During the project implementation, flooding that occurred in the province was brought by Tropical cyclone Lando which affected the two cities of Dipolog and Dapitan and the municipalities of Katipunan, Manukan, Sindangan and Leon B. Postigo. A total of 905 families were affected and 4,318 persons. Two hundred seventy-eight (278) houses were completely destroyed and 292 partially damaged.  Total cost of damage to infrastructure, agriculture and private properties were estimated at PhP14.19 Million.

According to the province’s DRA, the problem of erosion has increased potential hazards and risk of disasters that can affect the general populace. Currently, 58 percent of the land area, or 425,150.40 hectares, has been severely eroded and only 11 percent or 79,260.34 hectares has not been plagued by erosion. Eighteen (18) percent or 129,706.90 hectares are moderately eroded while an area of 95,978.36 hectares or 13 percent is subject to slight erosion. This environmental problem is alarming as it reduces soil fertility and cripples crop yields for the farmers while affecting the coastal and marine resources as well.

Similarly, denudation of the forest has become a major environmental concern of Zamboanga del Norte. The unabated “kaingin” (slash-and-burn) practices and illegal and unregulated logging threatens the upland environment and the downstream impacts to coastal communities can be far reaching.

In certain parts of the province, air and water pollution are also evident. Mine tailings from point sources in the uplands have significantly contributed to pollution of rivers and coastal waters, endangering fish and other marine resources. The application of poison chemicals in fishing is likewise posing an environmental hazard.  Stockpiling of chromite sand in a particular area that has mining operations has allegedly contributed to air and water pollution.

On the other hand, sediments and organic wastes also contribute a significant degree of pollution in the sea.  In many areas, sediments combine with various organic and inorganic wastes and become sequestered in the water column as soon as they reach the sea through river systems and drainage facilities.  Most eventually settle to the bottom and blankets many benthic communities of plant and animals and subsequently affects a host of other linked ecosystems.  The effects of siltation are far reaching and the synergy of the deposits has not been assessed in areas covered by the Project.   Biodiversity and natural capabilities of benthic communities in nearshore waters are invariably altered and some fisheries become unproductive because of murky waters.  The negative effects of siltation are felt low in the marine food chain itself.  By reducing the amount of sunlight penetration in the water, primary food production is reduced to a commensurate degree and this affects larvae development of fish and crustaceans in the long run.  In the rivers, pollution invariably affects river fisheries as the excessive turbidity destroys breeding grounds of freshwater fishes and detracts natural recruitment capacity.  Eventually, polluted rivers become anaerobic and detrimental to organisms and animals that are commercially beneficial to the local populace.  This is particularly true in Murciellagos Bay where the culture of bivalves - filter-feeding mussels and oysters, which are lucrative marine products in view of their increasing scarcity and deteriorating quality, can only be cultured sustainably and profitably where river systems are relatively cleaner and coastal waters are safe from unpredictable algal blooms.  The pollution of waters through organic matter and mine tailing overload is suspected as well as the primary trigger for algal blooms that lead to anaerobic conditions causing fish kills, and the outbreak of the dreaded Red Tide organism that cause paralytic shellfish poisoning or PSP.  The latter condition not only destroys the viability of shellfish fisheries but causes untold health hazards on the fish-eating population.

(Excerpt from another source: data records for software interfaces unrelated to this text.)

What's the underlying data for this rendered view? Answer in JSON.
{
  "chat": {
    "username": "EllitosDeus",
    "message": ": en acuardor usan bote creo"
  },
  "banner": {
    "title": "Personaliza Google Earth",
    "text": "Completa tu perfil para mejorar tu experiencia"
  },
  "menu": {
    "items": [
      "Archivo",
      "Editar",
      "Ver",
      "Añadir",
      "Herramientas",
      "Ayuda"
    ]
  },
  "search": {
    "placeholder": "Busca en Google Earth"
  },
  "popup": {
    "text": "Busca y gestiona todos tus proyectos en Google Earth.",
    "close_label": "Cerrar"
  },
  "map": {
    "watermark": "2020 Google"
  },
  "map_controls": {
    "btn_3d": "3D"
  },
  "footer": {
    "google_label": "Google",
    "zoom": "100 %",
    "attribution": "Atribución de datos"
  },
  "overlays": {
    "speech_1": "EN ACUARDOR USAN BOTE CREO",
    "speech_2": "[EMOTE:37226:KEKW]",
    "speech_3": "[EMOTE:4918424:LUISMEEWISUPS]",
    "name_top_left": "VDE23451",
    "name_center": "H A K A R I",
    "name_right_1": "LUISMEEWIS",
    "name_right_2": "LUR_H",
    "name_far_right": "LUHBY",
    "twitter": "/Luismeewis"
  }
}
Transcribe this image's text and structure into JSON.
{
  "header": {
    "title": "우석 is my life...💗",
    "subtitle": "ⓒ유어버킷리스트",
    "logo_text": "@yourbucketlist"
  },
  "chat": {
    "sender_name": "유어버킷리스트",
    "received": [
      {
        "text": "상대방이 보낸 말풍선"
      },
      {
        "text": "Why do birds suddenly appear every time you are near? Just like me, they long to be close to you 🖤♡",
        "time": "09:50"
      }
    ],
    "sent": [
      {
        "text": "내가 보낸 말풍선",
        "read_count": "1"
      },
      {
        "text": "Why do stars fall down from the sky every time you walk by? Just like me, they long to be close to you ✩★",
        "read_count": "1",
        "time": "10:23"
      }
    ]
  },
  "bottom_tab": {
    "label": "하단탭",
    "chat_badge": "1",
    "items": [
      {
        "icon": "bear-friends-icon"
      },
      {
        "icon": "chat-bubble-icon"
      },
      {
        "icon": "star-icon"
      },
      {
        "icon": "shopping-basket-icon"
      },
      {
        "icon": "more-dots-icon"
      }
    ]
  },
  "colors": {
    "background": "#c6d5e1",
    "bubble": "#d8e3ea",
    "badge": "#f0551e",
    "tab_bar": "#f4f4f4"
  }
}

The realities of climate change and the topographic features of the province plus the high incidence of poverty, lack of knowledge on DRRRM and absence of institutional support system render the province highly vulnerable to disasters both natural and human induced.